Be careful with stocks in this market despite projections for rapid growth
Thursday 11 Apr 2019 Author: Ian Conway

At midnight on Wednesday 17 October 2018, Canada became only the second country in the world after Uruguay and the first country in the leading G7 group of nations to legalise the recreational use of cannabis for adults over 18.

Canada’s ‘experiment’ is being closely watched by other governments and lawmakers to see how it manages the drug’s use and whether legalisation succeeds where prohibition has so far failed.

This historic event has unsurprisingly created an opportunity for businesses and investors. People have seen cannabis-related stocks shoot up in value and so interest is now spreading around the world including a few stocks in the UK.


Cannabis production and its use for medical purposes has been allowed in Canada since 2001 so there is already a legal framework in place for both its production and consumption.

In the US, 39 states already allow medical use but only nine allow recreational use by adults over 21, including California which is the world’s largest market for recreational cannabis.

The global cannabis market was estimated to be worth $177bn in 2017 but over 90% of the market is illegally trafficked so the legal market is tiny.

However analysts are forecasting that with more countries moving towards allowing recreational use the legalised market could grow more than tenfold over the next decade to over $150bn.

Prohibiting its use for recreation has led to the market being dominated by stronger strains which as well as creating mental health issues can draw users into trying other illegal drugs and is contributing to increases in crime.

On the other hand regulating its use for recreation, especially among younger people, helps bring the trade ‘out of the shadows’ and generates financial benefits in the form of tax income.


Currently 10 European countries allow the medical use of cannabis but only two countries tolerate its cultivation and sale, the Netherlands and Spain.

The UK was due to legalise the medical use of cannabis late last year but like a lot of legislation the bill has been shoved to the back of the queue while efforts to secure some form of Brexit continue.

Analysts at investment bank Canaccord estimate that the continental European medical market was worth around €160m in sales last year, driven by Germany.

Based on reimbursements for prescriptions of cannabis products by German insurance companies, the country’s medicinal market was worth €110m last year followed by the Netherlands and Denmark.

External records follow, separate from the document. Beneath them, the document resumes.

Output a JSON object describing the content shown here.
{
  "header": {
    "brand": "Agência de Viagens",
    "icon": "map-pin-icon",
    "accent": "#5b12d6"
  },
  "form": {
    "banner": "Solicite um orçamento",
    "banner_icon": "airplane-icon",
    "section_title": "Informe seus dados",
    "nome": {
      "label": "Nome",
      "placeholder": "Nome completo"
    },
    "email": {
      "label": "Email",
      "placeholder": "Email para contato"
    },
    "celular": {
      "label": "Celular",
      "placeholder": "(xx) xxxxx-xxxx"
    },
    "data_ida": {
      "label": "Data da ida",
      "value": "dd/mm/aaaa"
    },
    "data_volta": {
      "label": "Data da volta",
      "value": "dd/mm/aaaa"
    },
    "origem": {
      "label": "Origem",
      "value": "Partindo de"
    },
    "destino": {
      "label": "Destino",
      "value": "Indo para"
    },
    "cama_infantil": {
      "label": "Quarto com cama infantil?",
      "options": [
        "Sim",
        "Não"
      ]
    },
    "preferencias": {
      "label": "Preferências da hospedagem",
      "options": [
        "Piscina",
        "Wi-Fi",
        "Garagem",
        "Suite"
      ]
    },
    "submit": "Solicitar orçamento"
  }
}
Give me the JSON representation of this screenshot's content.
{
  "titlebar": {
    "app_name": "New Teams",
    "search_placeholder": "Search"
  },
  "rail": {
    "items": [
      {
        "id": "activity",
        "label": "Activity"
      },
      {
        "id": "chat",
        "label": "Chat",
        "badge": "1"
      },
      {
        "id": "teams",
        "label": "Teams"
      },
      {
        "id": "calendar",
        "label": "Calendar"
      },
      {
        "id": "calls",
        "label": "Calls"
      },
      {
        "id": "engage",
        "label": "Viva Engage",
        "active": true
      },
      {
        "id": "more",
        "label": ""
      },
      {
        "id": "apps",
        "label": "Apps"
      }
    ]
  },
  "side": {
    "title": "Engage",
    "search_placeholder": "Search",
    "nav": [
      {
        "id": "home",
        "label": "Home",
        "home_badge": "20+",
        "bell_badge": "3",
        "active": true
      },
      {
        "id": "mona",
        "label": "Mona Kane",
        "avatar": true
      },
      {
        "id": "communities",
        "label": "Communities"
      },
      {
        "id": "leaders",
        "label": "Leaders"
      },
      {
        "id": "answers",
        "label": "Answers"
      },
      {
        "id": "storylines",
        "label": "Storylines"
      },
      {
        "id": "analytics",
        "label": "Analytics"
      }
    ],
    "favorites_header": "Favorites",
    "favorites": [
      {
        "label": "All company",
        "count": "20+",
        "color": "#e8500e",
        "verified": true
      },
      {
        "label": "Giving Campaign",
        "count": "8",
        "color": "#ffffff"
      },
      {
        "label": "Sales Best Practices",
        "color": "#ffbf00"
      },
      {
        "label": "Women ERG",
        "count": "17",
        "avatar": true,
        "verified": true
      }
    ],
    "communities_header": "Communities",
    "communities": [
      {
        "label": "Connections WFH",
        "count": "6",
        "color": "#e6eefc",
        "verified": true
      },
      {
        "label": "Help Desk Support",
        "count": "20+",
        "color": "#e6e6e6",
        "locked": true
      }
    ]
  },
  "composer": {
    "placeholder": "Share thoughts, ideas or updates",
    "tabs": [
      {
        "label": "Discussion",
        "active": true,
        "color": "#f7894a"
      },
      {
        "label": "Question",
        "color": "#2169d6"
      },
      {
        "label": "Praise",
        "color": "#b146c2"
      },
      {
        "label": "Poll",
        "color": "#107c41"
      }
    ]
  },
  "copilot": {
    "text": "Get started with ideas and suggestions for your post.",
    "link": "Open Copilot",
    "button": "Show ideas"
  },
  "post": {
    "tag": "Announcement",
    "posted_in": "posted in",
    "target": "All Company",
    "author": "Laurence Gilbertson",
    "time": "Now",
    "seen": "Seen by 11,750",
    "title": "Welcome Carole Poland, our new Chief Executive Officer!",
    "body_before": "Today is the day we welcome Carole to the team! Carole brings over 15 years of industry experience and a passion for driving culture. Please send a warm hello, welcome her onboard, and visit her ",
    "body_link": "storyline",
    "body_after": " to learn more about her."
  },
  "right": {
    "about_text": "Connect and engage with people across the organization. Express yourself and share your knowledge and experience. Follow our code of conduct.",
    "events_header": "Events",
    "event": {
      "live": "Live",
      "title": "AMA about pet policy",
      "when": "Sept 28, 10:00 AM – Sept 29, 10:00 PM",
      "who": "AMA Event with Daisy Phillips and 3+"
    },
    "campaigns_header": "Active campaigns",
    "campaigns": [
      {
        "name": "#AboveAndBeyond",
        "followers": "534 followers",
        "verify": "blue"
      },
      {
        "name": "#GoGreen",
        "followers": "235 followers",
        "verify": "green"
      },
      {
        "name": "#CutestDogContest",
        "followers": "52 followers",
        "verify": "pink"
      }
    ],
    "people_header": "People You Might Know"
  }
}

The Dutch market is already mature with around 10,000 to 12,000 prescriptions each quarter. The German market has grown sharply in the last year and a half from just over 5,000 prescriptions in the second quarter of 2017 to well over 50,000 in the final quarter of  last year.

This growth is likely to continue albeit at a slower pace while newer markets like Denmark and Poland are expected to see prescriptions increase as more people take up treatment.


Cannabis production and its recreational use are still banned in Europe although in Spain it has been more or less tolerated for some time and a relatively large number of people use it for self-medication or ‘wellness’.

‘Wellness’ centres on the use of products such as creams and oils which contain cannabidiol (CBD) but no psycho-active or controlled substances and are technically regulated as food supplements.

The UK CBD market has exploded in the last year with Boots, Holland & Barrett and every vape shop on the high street selling CBD oil.

The continental European market has also seen explosive growth and Canaccord analysts have raised their estimate of the size of the value of the market from €200m a year to as much as €1bn a year.

Tilray’s shares are a perfect example of how investors chase over-hyped stocks for fear of missing out, with many burnt for buying too high.

Having floated at $17 in July 2018, the stock soared more than 12-fold in value to $214.06 two months later. It has since crashed back down to $63.68.


Numerous cannabis producers have been quoted in Canada for several years thanks to its early adoption for medical usage and there has been something of a bubble in ‘pot stocks’ as investors have piled into the sector.

The largest stock by market capitalisation is Canopy Growth which is valued at C$20bn although it has around C$5bn of cash. While revenues are still growing it is valued at a lofty 20 times sales and is loss-making.

That hasn’t stopped Constellation Brands, the US company behind Corona lager and Mondavi wines, taking a 9.9% stake in Canopy.

Other well-known and highly-rated cannabis stocks include Tilray which is valued at 18 times sales and Aurora which trades on 14 times sales. Like Canopy Growth, neither firm currently makes a profit.

In Europe there are just a handful of cannabis-related stocks and none are generating meaningful revenues or profits. These include Sativa Investments which is listed on the NEX Exchange and FastForward Innovations (FFWD:AIM), both of whom are small and illiquid.

Such is the hype that oil and gas company Highlands Natural Resources (HNR) has just raised money to ‘establish an organic, vertically-integrated CBD operation’ in Denver, Colorado.

It plans to grow the ‘green gold’ and sell it as CBD-infused chewing tobacco and pre-rolled ‘smokeables’ and, despite the odds, it expects to be profitable by the end of this year.

We expect more companies to target the sector, particularly at the smaller end of the AIM market. Our advice is to be very cautious about any of these investments unless they can demonstrate a proven, profitable business model.

‹ Previous2019-04-11Next ›